THE VOTE on the consumer agency was originally to have occurred last November, at the end of the first session of the 95th Congress. But a good-faith disagreement occurred between White House consumer adviser Esther Peterson and consumer groups on the one hand, and the House leadership and Frank Moore's White House lobbying office on the other. The former thought that if the votes were ever going to be there, it would be in November -- due to the favorable momentum generated by the nationwide grassroots "nickel campaign" for the bill and by a compromise version that had corralled 14 new votes. The latter thought the votes simply weren't there. In addition, the speaker and the president were preoccupied with other matters at the end of a hectic session. As a result, the bill was pulled from the House calendar.

Anybody can speculate as to what might have happened in November, but at least this much is known: In the week before the originally scheduled vote, Reps. Rose, Neal, Steed, Volkmer, Fish, Glenn English (D-Okla.), Larry Pressler (R-S.D.), John Cavanaugh (D-Neb.), David Cornwell (D-Ind.) and Robert Gammage (D-Tex.) all indicated they would vote for the bill; also Reps. Edward Koch (D-N.Y.) and Herman Badillo (D-N.Y.) were then still in Congress. By February, none of these congressmen voted in favor. Supporters of the bill gave business interests three months to build up pressure against wavering members -- and they did. (The final margin of 33 votes overstates the actual difference, since several members voted no only when they saw that the bill could not pass and in order not to needlessly antagonize business supporters. On the morning of the vote, business lobbyists against the bill thought they had an 8-vote margin.) Lessons for All

THE BILL'S demise is instructive to the consumer, congressional and business communities.

Consumer groups must reconcile two divergent facts. On the one hand, Louis Harris calls consumerism the most broadly supported movement he has ever studied: his surveys document a 55-to-28 per cent public endorsement for the consumer advocacy bill. Yet it lost. The goal for consumer groups, therefore, is to convert broad popular support into legislative punch.

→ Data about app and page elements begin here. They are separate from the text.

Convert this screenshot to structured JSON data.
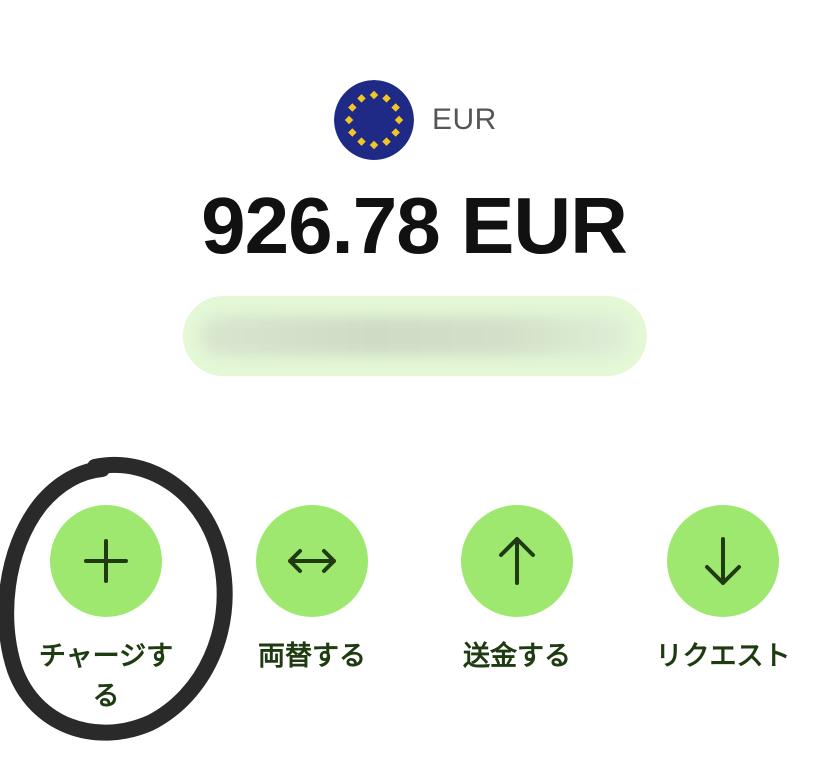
{
  "currency": {
    "flag_icon": "eu-flag-icon",
    "code": "EUR"
  },
  "balance": {
    "amount": "926.78 EUR"
  },
  "actions": [
    {
      "label": "チャージする",
      "icon": "plus-icon"
    },
    {
      "label": "両替する",
      "icon": "swap-arrows-icon"
    },
    {
      "label": "送金する",
      "icon": "arrow-up-icon"
    },
    {
      "label": "リクエスト",
      "icon": "arrow-down-icon"
    }
  ],
  "colors": {
    "action_bg": "#9fe870",
    "action_fg": "#1f3b11",
    "pill_bg": "#e4f7d6",
    "balance_text": "#111111",
    "flag_blue": "#1f2a87",
    "flag_star": "#f3c623"
  }
}
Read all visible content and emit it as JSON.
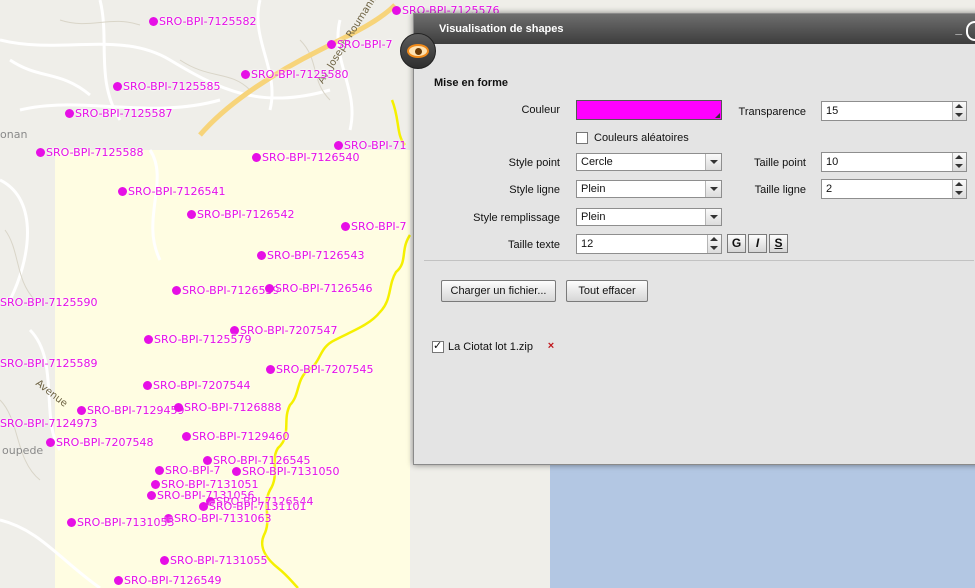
{
  "map": {
    "places": [
      "onan",
      "oupede"
    ],
    "roads": [
      "Av. Joseph Roumanille",
      "Avenue"
    ],
    "labels": [
      "SRO-BPI-7125576",
      "SRO-BPI-7125582",
      "SRO-BPI-7",
      "SRO-BPI-7125580",
      "SRO-BPI-7125585",
      "SRO-BPI-7125587",
      "SRO-BPI-7125588",
      "SRO-BPI-71",
      "SRO-BPI-7126540",
      "SRO-BPI-7126541",
      "SRO-BPI-7126542",
      "SRO-BPI-7",
      "SRO-BPI-7126543",
      "SRO-BPI-7125590",
      "SRO-BPI-7126539",
      "SRO-BPI-7126546",
      "SRO-BPI-7207547",
      "SRO-BPI-7125579",
      "SRO-BPI-7125589",
      "SRO-BPI-7207545",
      "SRO-BPI-7207544",
      "SRO-BPI-7129459",
      "SRO-BPI-7126888",
      "SRO-BPI-7124973",
      "SRO-BPI-7207548",
      "SRO-BPI-7129460",
      "SRO-BPI-7126545",
      "SRO-BPI-7",
      "SRO-BPI-7131050",
      "SRO-BPI-7131051",
      "SRO-BPI-7131056",
      "SRO-BPI-7126544",
      "SRO-BPI-7131101",
      "SRO-BPI-7131063",
      "SRO-BPI-7131053",
      "SRO-BPI-7131055",
      "SRO-BPI-7126549"
    ],
    "label_color": "#e60fe6",
    "trace_color": "#f5f000"
  },
  "dialog": {
    "title": "Visualisation de shapes",
    "minimize_symbol": "_",
    "icon": "eye-icon",
    "section_title": "Mise en forme",
    "color_label": "Couleur",
    "color_value": "#ff00ff",
    "transparency_label": "Transparence",
    "transparency_value": "15",
    "random_colors_label": "Couleurs aléatoires",
    "random_colors_checked": false,
    "point_style_label": "Style point",
    "point_style_value": "Cercle",
    "point_size_label": "Taille point",
    "point_size_value": "10",
    "line_style_label": "Style ligne",
    "line_style_value": "Plein",
    "line_size_label": "Taille ligne",
    "line_size_value": "2",
    "fill_style_label": "Style remplissage",
    "fill_style_value": "Plein",
    "text_size_label": "Taille texte",
    "text_size_value": "12",
    "bold_label": "G",
    "italic_label": "I",
    "underline_label": "S",
    "load_button": "Charger un fichier...",
    "clear_button": "Tout effacer",
    "files": [
      {
        "name": "La Ciotat lot 1.zip",
        "checked": true,
        "remove_symbol": "×"
      }
    ]
  }
}
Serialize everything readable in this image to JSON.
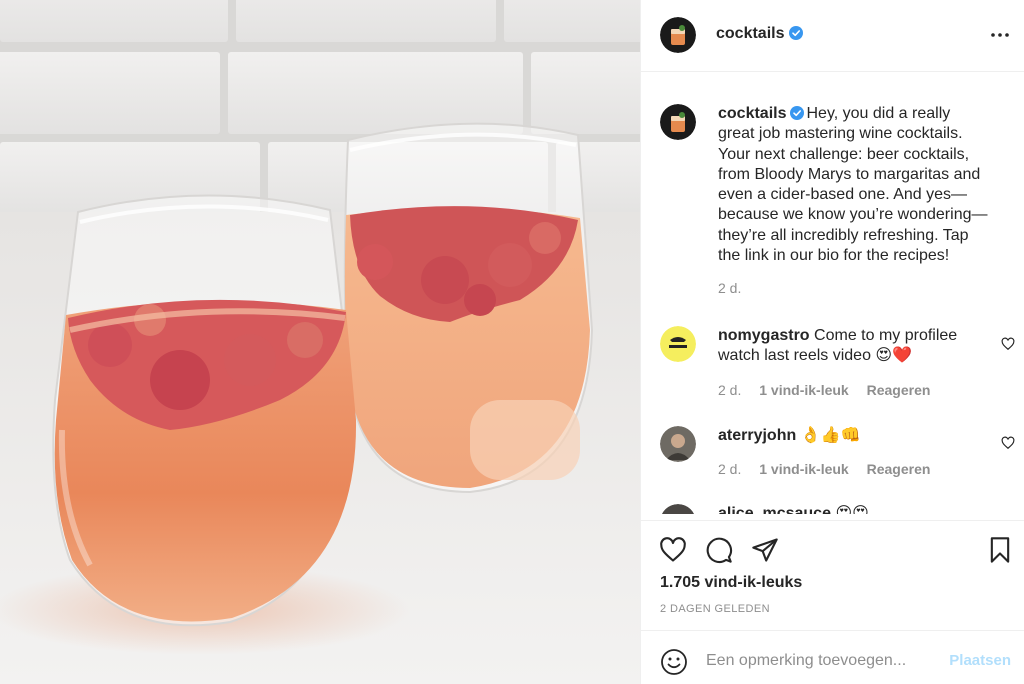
{
  "post": {
    "image_alt": "Two glasses of pink cocktail with crushed raspberries",
    "author": "cocktails",
    "verified": true,
    "more_icon": "more-options-icon"
  },
  "caption": {
    "username": "cocktails",
    "lines": [
      "Hey, you did a really",
      "great job mastering wine cocktails.",
      "Your next challenge: beer cocktails,",
      "from Bloody Marys to margaritas and",
      "even a cider-based one. And yes—",
      "because we know you’re wondering—",
      "they’re all incredibly refreshing. Tap",
      "the link in our bio for the recipes!"
    ],
    "time": "2 d."
  },
  "comments": [
    {
      "username": "nomygastro",
      "lines": [
        "Come to my profilee",
        "watch last reels video 😍❤️"
      ],
      "time": "2 d.",
      "likes": "1 vind-ik-leuk",
      "reply": "Reageren"
    },
    {
      "username": "aterryjohn",
      "lines": [
        "👌👍👊"
      ],
      "time": "2 d.",
      "likes": "1 vind-ik-leuk",
      "reply": "Reageren"
    },
    {
      "username": "alice_mcsauce",
      "lines": [
        "😍😍"
      ],
      "time": "",
      "likes": "",
      "reply": ""
    }
  ],
  "actions": {
    "likes_count": "1.705 vind-ik-leuks",
    "posted": "2 DAGEN GELEDEN"
  },
  "add_comment": {
    "placeholder": "Een opmerking toevoegen...",
    "post_label": "Plaatsen"
  },
  "colors": {
    "verified_blue": "#3897f0",
    "heart_red": "#ed4956",
    "post_button_disabled": "#b2dffc",
    "secondary_text": "#8e8e8e",
    "primary_text": "#262626"
  }
}
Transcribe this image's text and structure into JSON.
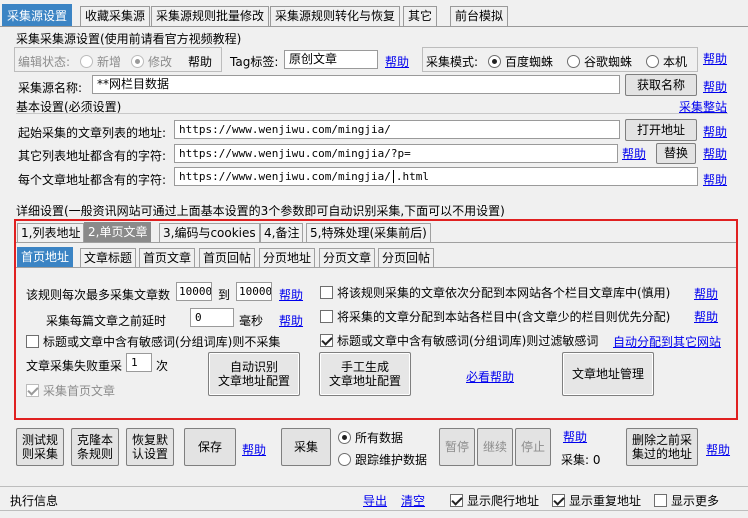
{
  "tabs": [
    "采集源设置",
    "收藏采集源",
    "采集源规则批量修改",
    "采集源规则转化与恢复",
    "其它",
    "前台模拟"
  ],
  "header_section": {
    "title": "采集采集源设置(使用前请看官方视频教程)",
    "edit_state_label": "编辑状态:",
    "opt_new": "新增",
    "opt_modify": "修改",
    "help": "帮助",
    "tag_label": "Tag标签:",
    "tag_value": "原创文章",
    "mode_label": "采集模式:",
    "mode_baidu": "百度蜘蛛",
    "mode_google": "谷歌蜘蛛",
    "mode_local": "本机"
  },
  "source": {
    "name_label": "采集源名称:",
    "name_value": "**网栏目数据",
    "get_name_btn": "获取名称",
    "help": "帮助"
  },
  "basic": {
    "title": "基本设置(必须设置)",
    "collect_link": "采集整站",
    "start_label": "起始采集的文章列表的地址:",
    "start_value": "https://www.wenjiwu.com/mingjia/",
    "open_btn": "打开地址",
    "other_label": "其它列表地址都含有的字符:",
    "other_value": "https://www.wenjiwu.com/mingjia/?p=",
    "replace_btn": "替换",
    "each_label": "每个文章地址都含有的字符:",
    "each_value_a": "https://www.wenjiwu.com/mingjia/",
    "each_value_b": ".html",
    "help": "帮助"
  },
  "detail_title": "详细设置(一般资讯网站可通过上面基本设置的3个参数即可自动识别采集,下面可以不用设置)",
  "detail_tabs": [
    "1,列表地址",
    "2,单页文章",
    "3,编码与cookies",
    "4,备注",
    "5,特殊处理(采集前后)"
  ],
  "page_tabs": [
    "首页地址",
    "文章标题",
    "首页文章",
    "首页回帖",
    "分页地址",
    "分页文章",
    "分页回帖"
  ],
  "first_page": {
    "max_label": "该规则每次最多采集文章数",
    "max_from": "10000",
    "to": "到",
    "max_to": "10000",
    "delay_label": "采集每篇文章之前延时",
    "delay_value": "0",
    "ms": "毫秒",
    "sens_skip": "标题或文章中含有敏感词(分组词库)则不采集",
    "retry_label": "文章采集失败重采",
    "retry_value": "1",
    "retry_unit": "次",
    "first_article": "采集首页文章",
    "auto_btn": "自动识别\n文章地址配置",
    "manual_btn": "手工生成\n文章地址配置",
    "must_help": "必看帮助",
    "manage_btn": "文章地址管理",
    "opt1": "将该规则采集的文章依次分配到本网站各个栏目文章库中(慎用)",
    "opt2": "将采集的文章分配到本站各栏目中(含文章少的栏目则优先分配)",
    "opt3": "标题或文章中含有敏感词(分组词库)则过滤敏感词",
    "auto_assign": "自动分配到其它网站",
    "help": "帮助"
  },
  "bottom": {
    "test_btn": "测试规\n则采集",
    "clone_btn": "克隆本\n条规则",
    "restore_btn": "恢复默\n认设置",
    "save_btn": "保存",
    "help": "帮助",
    "collect_btn": "采集",
    "all_data": "所有数据",
    "track_data": "跟踪维护数据",
    "pause_btn": "暂停",
    "continue_btn": "继续",
    "stop_btn": "停止",
    "collect_count": "采集: 0",
    "delete_btn": "删除之前采\n集过的地址"
  },
  "log": {
    "title": "执行信息",
    "export": "导出",
    "clear": "清空",
    "show_crawl": "显示爬行地址",
    "show_dup": "显示重复地址",
    "show_more": "显示更多"
  }
}
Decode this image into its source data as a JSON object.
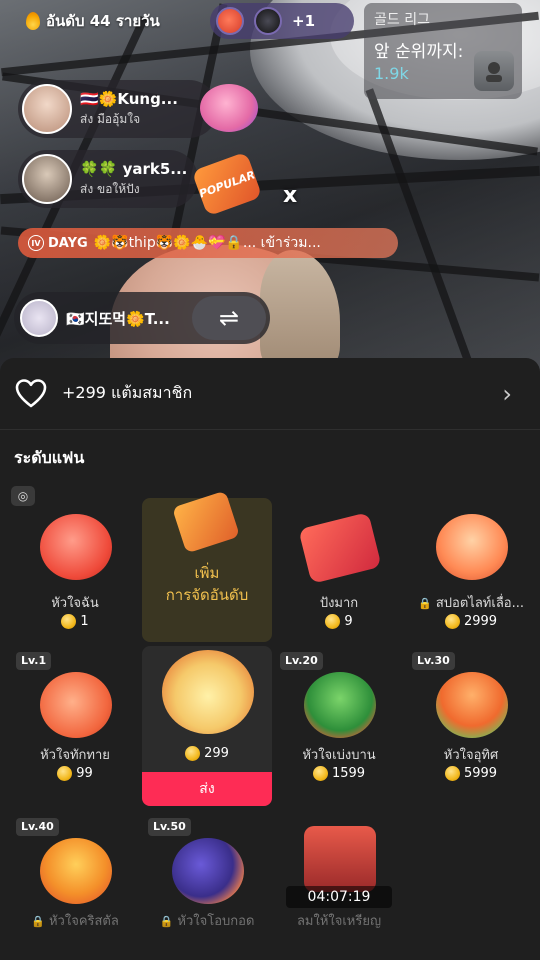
{
  "top_bar": {
    "daily_rank": "อันดับ 44 รายวัน",
    "viewer_extra_count": "+1"
  },
  "league": {
    "title": "골드 리그",
    "label": "앞 순위까지:",
    "value": "1.9k"
  },
  "gift_notifications": [
    {
      "name": "🇹🇭🌼Kung...",
      "action": "ส่ง มืออุ้มใจ",
      "sticker": "heart-hands"
    },
    {
      "name": "🍀🍀 yark5...",
      "action": "ส่ง ขอให้ปัง",
      "sticker": "POPULAR"
    }
  ],
  "combo_marker": "x",
  "join_banner": {
    "level_badge": "IV",
    "team": "DAYG",
    "message": "🌼🐯thip🐯🌼🐣💝🔒... เข้าร่วม..."
  },
  "host": {
    "name": "🇰🇷지또먹🌼T...",
    "swap_icon": "⇌"
  },
  "panel": {
    "member_points": "+299 แต้มสมาชิก",
    "section_title": "ระดับแฟน",
    "gifts": [
      {
        "name": "หัวใจฉัน",
        "price": "1",
        "level": "",
        "locked": false,
        "art": "heart-crown"
      },
      {
        "name": "",
        "price": "",
        "level": "",
        "locked": false,
        "art": "popular-arrow",
        "promo_line1": "เพิ่ม",
        "promo_line2": "การจัดอันดับ"
      },
      {
        "name": "ปังมาก",
        "price": "9",
        "level": "",
        "locked": false,
        "art": "popular-banner"
      },
      {
        "name": "สปอตไลท์เลื่อ...",
        "price": "2999",
        "level": "",
        "locked": true,
        "art": "heart-spotlight"
      },
      {
        "name": "หัวใจทักทาย",
        "price": "99",
        "level": "Lv.1",
        "locked": false,
        "art": "heart-wave"
      },
      {
        "name": "",
        "price": "299",
        "level": "",
        "locked": false,
        "art": "heart-bouquet",
        "send_label": "ส่ง"
      },
      {
        "name": "หัวใจเบ่งบาน",
        "price": "1599",
        "level": "Lv.20",
        "locked": false,
        "art": "heart-bloom"
      },
      {
        "name": "หัวใจอุทิศ",
        "price": "5999",
        "level": "Lv.30",
        "locked": false,
        "art": "heart-tree"
      },
      {
        "name": "หัวใจคริสตัล",
        "price": "",
        "level": "Lv.40",
        "locked": true,
        "art": "heart-crystal"
      },
      {
        "name": "หัวใจโอบกอด",
        "price": "",
        "level": "Lv.50",
        "locked": true,
        "art": "heart-hug"
      },
      {
        "name": "ลมให้ใจเหรียญ",
        "price": "",
        "level": "",
        "locked": false,
        "art": "heart-throne",
        "timer": "04:07:19"
      }
    ]
  }
}
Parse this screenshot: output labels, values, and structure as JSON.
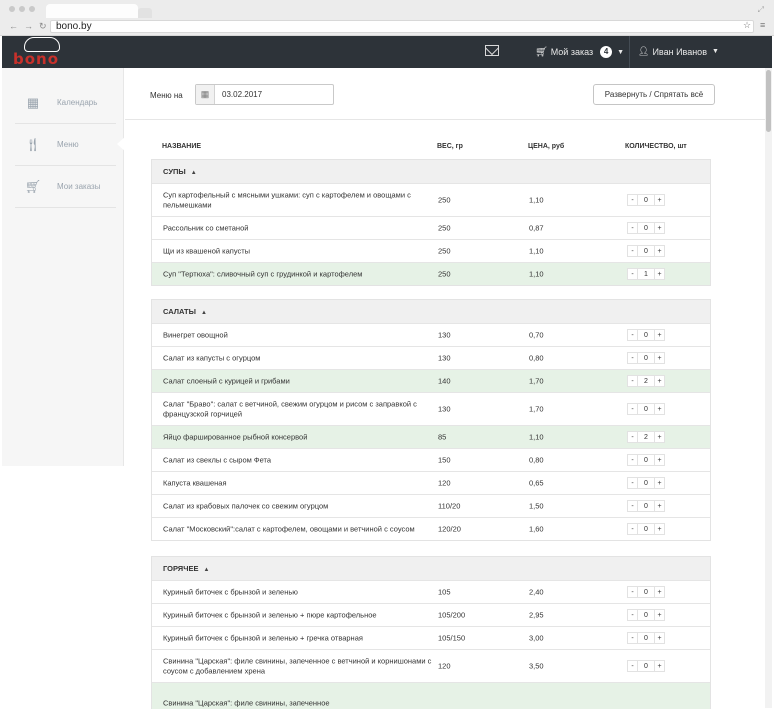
{
  "browser": {
    "url": "bono.by"
  },
  "header": {
    "logo_text": "bono",
    "order_label": "Мой заказ",
    "order_count": "4",
    "user_name": "Иван Иванов"
  },
  "sidebar": {
    "items": [
      {
        "label": "Календарь",
        "icon": "calendar-icon"
      },
      {
        "label": "Меню",
        "icon": "fork-knife-icon"
      },
      {
        "label": "Мои заказы",
        "icon": "cart-icon"
      }
    ]
  },
  "toolbar": {
    "menu_for_label": "Меню на",
    "date_value": "03.02.2017",
    "toggle_all_label": "Развернуть / Спрятать всё"
  },
  "columns": {
    "name": "НАЗВАНИЕ",
    "weight": "ВЕС, гр",
    "price": "ЦЕНА, руб",
    "quantity": "КОЛИЧЕСТВО, шт"
  },
  "sections": [
    {
      "title": "СУПЫ",
      "items": [
        {
          "name": "Суп картофельный с мясными ушками: суп с картофелем и овощами с пельмешками",
          "weight": "250",
          "price": "1,10",
          "qty": "0",
          "selected": false
        },
        {
          "name": "Рассольник со сметаной",
          "weight": "250",
          "price": "0,87",
          "qty": "0",
          "selected": false
        },
        {
          "name": "Щи из квашеной капусты",
          "weight": "250",
          "price": "1,10",
          "qty": "0",
          "selected": false
        },
        {
          "name": "Суп \"Тертюха\": сливочный суп с грудинкой и картофелем",
          "weight": "250",
          "price": "1,10",
          "qty": "1",
          "selected": true
        }
      ]
    },
    {
      "title": "САЛАТЫ",
      "items": [
        {
          "name": "Винегрет овощной",
          "weight": "130",
          "price": "0,70",
          "qty": "0",
          "selected": false
        },
        {
          "name": "Салат из капусты с огурцом",
          "weight": "130",
          "price": "0,80",
          "qty": "0",
          "selected": false
        },
        {
          "name": "Салат слоеный с курицей и грибами",
          "weight": "140",
          "price": "1,70",
          "qty": "2",
          "selected": true
        },
        {
          "name": "Салат \"Браво\": салат с ветчиной, свежим огурцом и рисом с заправкой с французской горчицей",
          "weight": "130",
          "price": "1,70",
          "qty": "0",
          "selected": false
        },
        {
          "name": "Яйцо фаршированное рыбной консервой",
          "weight": "85",
          "price": "1,10",
          "qty": "2",
          "selected": true
        },
        {
          "name": "Салат из свеклы с сыром Фета",
          "weight": "150",
          "price": "0,80",
          "qty": "0",
          "selected": false
        },
        {
          "name": "Капуста квашеная",
          "weight": "120",
          "price": "0,65",
          "qty": "0",
          "selected": false
        },
        {
          "name": "Салат из крабовых палочек со свежим огурцом",
          "weight": "110/20",
          "price": "1,50",
          "qty": "0",
          "selected": false
        },
        {
          "name": "Салат \"Московский\":салат с картофелем, овощами и ветчиной с соусом",
          "weight": "120/20",
          "price": "1,60",
          "qty": "0",
          "selected": false
        }
      ]
    },
    {
      "title": "ГОРЯЧЕЕ",
      "items": [
        {
          "name": "Куриный биточек с брынзой и зеленью",
          "weight": "105",
          "price": "2,40",
          "qty": "0",
          "selected": false
        },
        {
          "name": "Куриный биточек с брынзой и зеленью + пюре картофельное",
          "weight": "105/200",
          "price": "2,95",
          "qty": "0",
          "selected": false
        },
        {
          "name": "Куриный биточек с брынзой и зеленью + гречка отварная",
          "weight": "105/150",
          "price": "3,00",
          "qty": "0",
          "selected": false
        },
        {
          "name": "Свинина \"Царская\": филе свинины, запеченное с ветчиной и корнишонами с соусом с добавлением хрена",
          "weight": "120",
          "price": "3,50",
          "qty": "0",
          "selected": false
        },
        {
          "name": "Свинина \"Царская\": филе свинины, запеченное",
          "weight": "",
          "price": "",
          "qty": "",
          "selected": true
        }
      ]
    }
  ]
}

Two obvious approaches include local organizing and public finance reform. "You win or lose in the districts, not in Washington," said freshman Rep. Donald Pease (D-Ohio). Consumer organizations will have to organize better at the neighborhood level, so that on future votes members will hear from interested, indigenous consumer groups and not merely from local Chamber voices. In addition, until some version of public funding of elections cuts the cord between business giving and member voting, citizen interests will forever compete at a disadvantage in the political marketplace. If the defeat of H.R. 9718 leads to these two results, it may yet prove an inadvertent blessing.

This case study also demonstrates why our elected officials should have the courage and skill to try to educate their districts about the costs and benefits of government programs, rather than merely surrender to purchased prejudice.

It should not prove impossible to argue that government can work to improve people's lives -- that the civil rights acts give blacks legal equality and the South hundreds of black officials; that the Auto Safety Act saves an estimated 12,000 lives a year, that the Food and Drug Administration prevented the sale of thalidomide; that public financing for the past presidential election succeeded in keeping much tainted money away from our highest office.

Finally, as for the big business groups, this bill may prove that nothing fails like success. In a survey conducted for the House Ethics Committee, 11 organizations were rated according to the public's perception of their ethics. "Consumer action groups" rated first and "large companies" 10th.

It is now time for business to do more than veto change. What is their consumer program?Without one they will continue to deserve the obloquy they earn. "Those who want it all," said Jack Brooks, chairman of the House committee that reported out the consumer bill, "will lose it all."